The Killer is another one of John Woo’s Hong Kong action flicks, only released three years prior to Hard Boiled. Starring the infinitely cool Chow Yun-Fat as Ah Jong, the titular killer who falls in love with Jennie (Sally Yeh), a lounge singer whom he blinded by accident while performing a hit for the Triads. After another hit which goes awry, Jong pops up on Detective Ying’s (Danny Lee) radar.
When Ah Jong performs a final hit for an aspiring Triad boss so he can get the money needed to cure Jennie’s blindness, Ying pursues the mysterious assassin, becoming more and more obsessed with him. After the hit, Jong finds the men who sent him out are looking to terminate him, and now he must evade pursuit from both the police and his employers. Tensions rise between the police and the Triads, and many, many, many bullets are exchanged along the way. (more…)
Action movies were the first genre of movies that really captured my imagination. When I was a wee lad, explosions, gunfire, and karate chops were the quickest ways for a movie to make it’s way into my heart. Regardless of the quality of the action, let alone the rest of the movie, if there was action to be had I would eat it up. Now that I’m a little older and a lot grumpier, action movies have to earn their respect from me. I’m a lot more critical of movies than in my youth, and shit like Tak-three-n doesn’t fly with me anymore. While I still like to think I have a childlike enamoring to big explosions and loud, dumb action in movies, the execution of these juvenile films is of equal importance to me now.

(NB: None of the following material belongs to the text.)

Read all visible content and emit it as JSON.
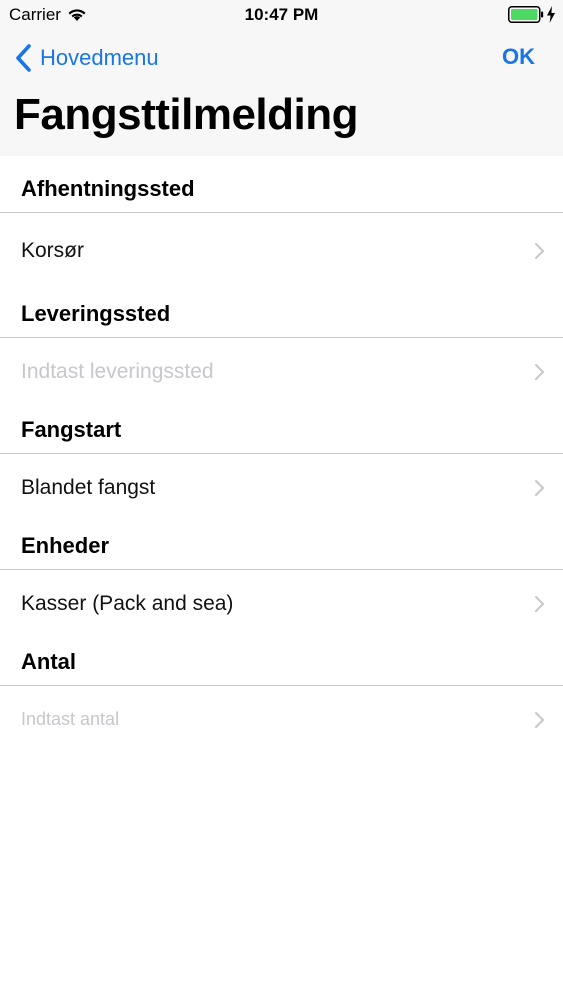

Hard Boiled is a Hong Kong action flick written and directed by the legendary John Woo (The Killer, Hard Target, Mission: Impossible II, Face/Off) starring Chow Yun-Fat (Crouching Tiger Hidden Dragon) and Tony Leung (Hero). Hard Boiled is widely considered one of the greatest action movies of all time, even being inducted into the Criterion Collection because a movie where Chow Yun-Fat soars through the air blowing up a thug on a dirt bike with a well placed shotgun blast is considered to be at the same level of cinematic brilliance that Bergman’s The Seventh Seal or Kurosawa’s Seven Samurai are.
Hard Boiled follows Inspector Tequila (yes, really) played by Yun-Fat, a gritty cop from the streets tasked with taking down a local gang of Triads. Tequila is ruthless and unorthodox in his policing, butting heads with his chief whenever he’s out on a mission. Along the way, he runs into Alan (Leung), another cop who has been deep under cover with the Triads, slowly moving his way up the ranks. Together, they team up to investigate the Triad gun smuggling operation in Hong Kong. Tequila wants the Triads dead, but Alan needs to keep his cover so that he can bring them down from the inside. Tensions rise between the police and the Triads, and many, many, many bullets are exchanged along the way.